Najaifi came to power pledging to roll back Kurdish gains. US officials say that he was pelted with rocks and tomatoes but that bullets were fired into the air rather than at him.
Unlike most other parts of the country, Iraqi forces and their US advisors in Mosul are still fighting an active insurgency. The violence has claimed thousands of Kurds and Arabs but the most recent targets are Iraqi Christians, who have suffered kidnappings and murders in recent weeks.
The Kurdish government has taken in thousands of Christians who have fled their homes in Mosul. "This also shows the incompetence of the local government in Mosul," said Barzani.
The issue of the disputed territories, including Kirkuk, has been set aside since 2003 but will be a major issue looming over the new parliament. Saddam Hussein expelled hundreds of thousands of Kurds from their homes in an attempt to Arabize oil-rich Kirkuk and other cities. With the fall of Saddam, the Kurds have moved to regain territory and reverse those losses.
The Kurds had controlled Ninevah’s provincial council until Sunni Arabs lifted their boycott of elections and Nujaifi was elected last year.

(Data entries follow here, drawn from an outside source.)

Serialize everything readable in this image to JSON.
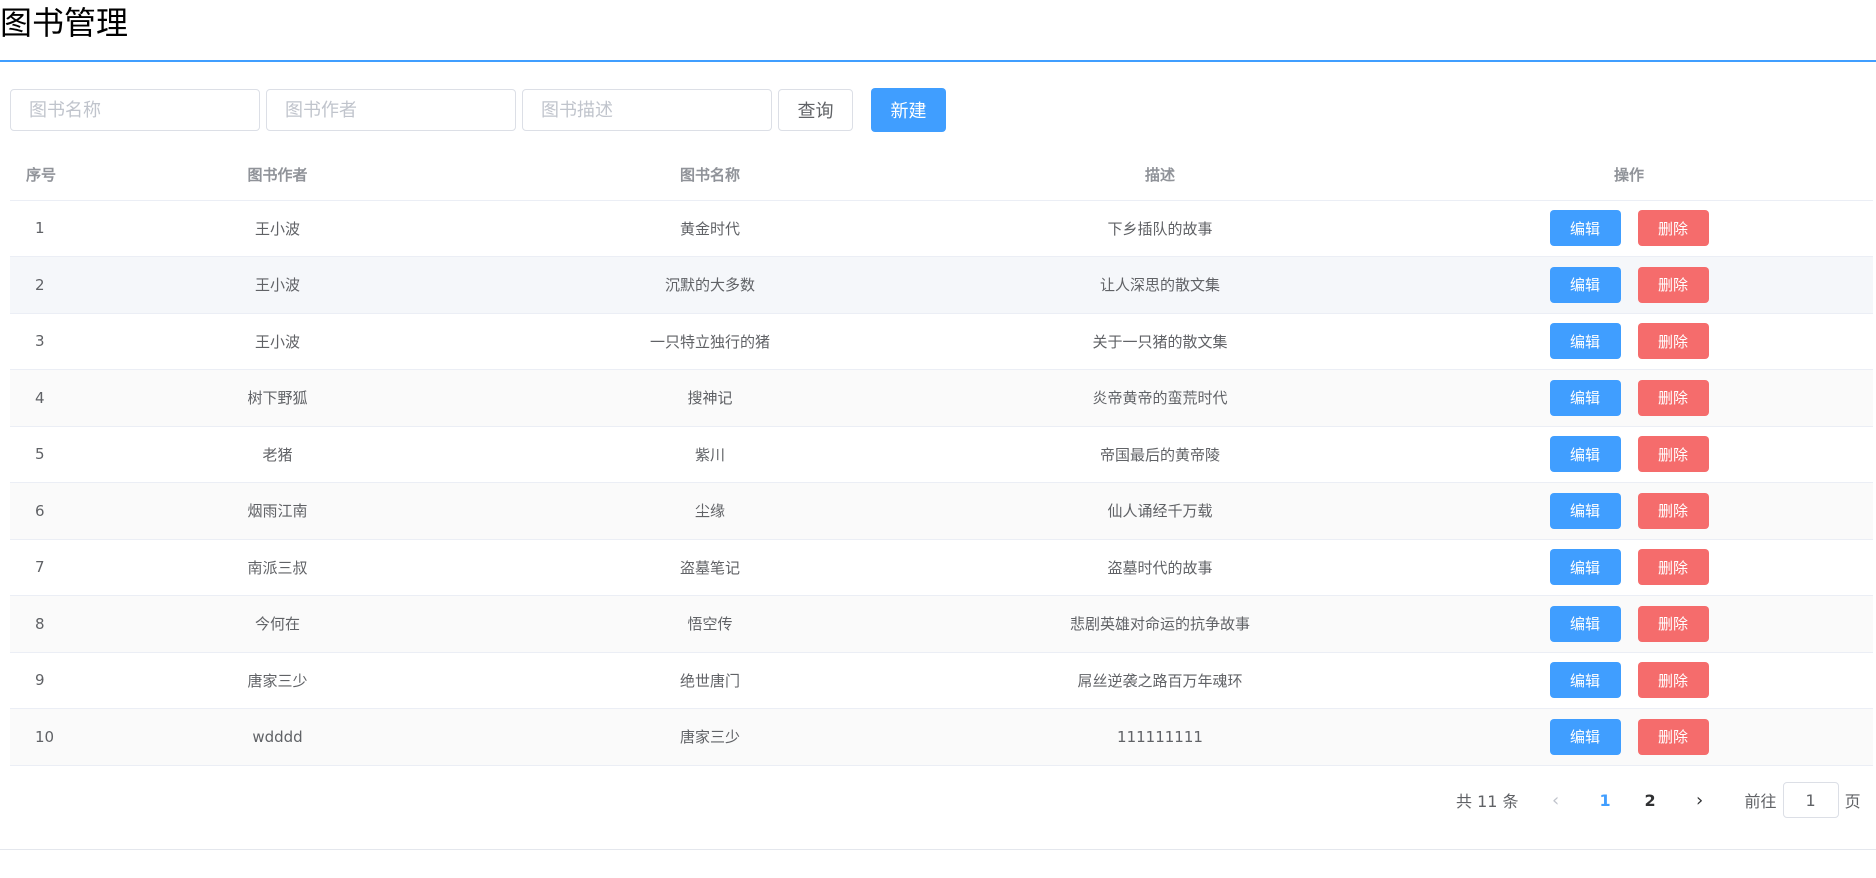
{
  "page": {
    "title": "图书管理"
  },
  "search": {
    "name_placeholder": "图书名称",
    "author_placeholder": "图书作者",
    "desc_placeholder": "图书描述",
    "query_label": "查询",
    "new_label": "新建"
  },
  "table": {
    "headers": {
      "index": "序号",
      "author": "图书作者",
      "name": "图书名称",
      "desc": "描述",
      "ops": "操作"
    },
    "edit_label": "编辑",
    "delete_label": "删除",
    "rows": [
      {
        "index": "1",
        "author": "王小波",
        "name": "黄金时代",
        "desc": "下乡插队的故事"
      },
      {
        "index": "2",
        "author": "王小波",
        "name": "沉默的大多数",
        "desc": "让人深思的散文集"
      },
      {
        "index": "3",
        "author": "王小波",
        "name": "一只特立独行的猪",
        "desc": "关于一只猪的散文集"
      },
      {
        "index": "4",
        "author": "树下野狐",
        "name": "搜神记",
        "desc": "炎帝黄帝的蛮荒时代"
      },
      {
        "index": "5",
        "author": "老猪",
        "name": "紫川",
        "desc": "帝国最后的黄帝陵"
      },
      {
        "index": "6",
        "author": "烟雨江南",
        "name": "尘缘",
        "desc": "仙人诵经千万载"
      },
      {
        "index": "7",
        "author": "南派三叔",
        "name": "盗墓笔记",
        "desc": "盗墓时代的故事"
      },
      {
        "index": "8",
        "author": "今何在",
        "name": "悟空传",
        "desc": "悲剧英雄对命运的抗争故事"
      },
      {
        "index": "9",
        "author": "唐家三少",
        "name": "绝世唐门",
        "desc": "屌丝逆袭之路百万年魂环"
      },
      {
        "index": "10",
        "author": "wdddd",
        "name": "唐家三少",
        "desc": "111111111"
      }
    ]
  },
  "pagination": {
    "total": "共 11 条",
    "pages": [
      "1",
      "2"
    ],
    "current": "1",
    "goto_prefix": "前往",
    "goto_value": "1",
    "goto_suffix": "页"
  },
  "colors": {
    "primary": "#409eff",
    "danger": "#f56c6c"
  }
}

In a measure of the complications and entrenched confessionalism of Iraqi politics, Nujaifi has refused to appoint any of the remaining 12 Kurdish representatives to government posts and the Kurds have refused to attend provincial council sessions.

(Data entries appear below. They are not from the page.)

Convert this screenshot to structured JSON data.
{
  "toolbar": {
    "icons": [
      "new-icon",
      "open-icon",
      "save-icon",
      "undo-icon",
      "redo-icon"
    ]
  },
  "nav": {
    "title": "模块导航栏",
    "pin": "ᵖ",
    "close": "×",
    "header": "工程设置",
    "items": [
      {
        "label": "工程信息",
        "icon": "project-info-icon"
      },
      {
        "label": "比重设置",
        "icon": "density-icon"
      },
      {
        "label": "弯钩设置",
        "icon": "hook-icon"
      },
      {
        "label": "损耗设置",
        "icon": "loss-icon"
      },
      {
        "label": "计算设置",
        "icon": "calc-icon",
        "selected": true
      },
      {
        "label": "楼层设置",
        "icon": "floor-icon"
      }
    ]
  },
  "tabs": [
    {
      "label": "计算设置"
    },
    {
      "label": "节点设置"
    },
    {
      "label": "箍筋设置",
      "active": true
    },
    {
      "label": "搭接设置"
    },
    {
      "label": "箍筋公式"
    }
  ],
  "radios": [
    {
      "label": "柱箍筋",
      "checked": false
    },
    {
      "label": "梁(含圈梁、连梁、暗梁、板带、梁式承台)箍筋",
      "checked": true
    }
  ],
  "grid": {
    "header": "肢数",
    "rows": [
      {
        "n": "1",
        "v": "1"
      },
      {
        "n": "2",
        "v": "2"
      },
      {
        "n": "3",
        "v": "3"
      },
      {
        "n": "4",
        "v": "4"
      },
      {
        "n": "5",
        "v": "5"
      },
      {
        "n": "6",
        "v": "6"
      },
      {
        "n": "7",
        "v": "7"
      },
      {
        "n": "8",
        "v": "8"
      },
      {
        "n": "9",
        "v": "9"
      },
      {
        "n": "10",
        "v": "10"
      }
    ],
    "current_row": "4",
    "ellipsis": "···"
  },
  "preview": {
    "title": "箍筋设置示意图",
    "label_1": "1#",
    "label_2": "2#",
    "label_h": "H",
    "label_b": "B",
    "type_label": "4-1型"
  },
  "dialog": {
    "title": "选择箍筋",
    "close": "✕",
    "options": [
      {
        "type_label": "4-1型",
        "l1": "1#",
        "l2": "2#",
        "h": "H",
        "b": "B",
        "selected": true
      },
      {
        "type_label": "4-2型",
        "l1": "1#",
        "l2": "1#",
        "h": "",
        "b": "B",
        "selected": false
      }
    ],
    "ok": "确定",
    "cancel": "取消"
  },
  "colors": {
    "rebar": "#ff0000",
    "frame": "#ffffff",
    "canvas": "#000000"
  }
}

“If he is not agreeing to include them in the provincial council then how will he be able to govern the Kurdish people?” asked Barzani.
US officials say they are committed to the principle of the elected governor being able to go anywhere within his province but some question the timing of the operation.
“He is the governor - as much as they hate his guts, he is the governor,” said one senior US military official speaking on condition of anonymity. “The fact that they hate his guts is immaterial.”
He said the joint mechanism was aimed at coordinating with the Kurdish side for the governors’ movement rather than getting their approval. “Was it the right thing to do? You can debate that,” he said.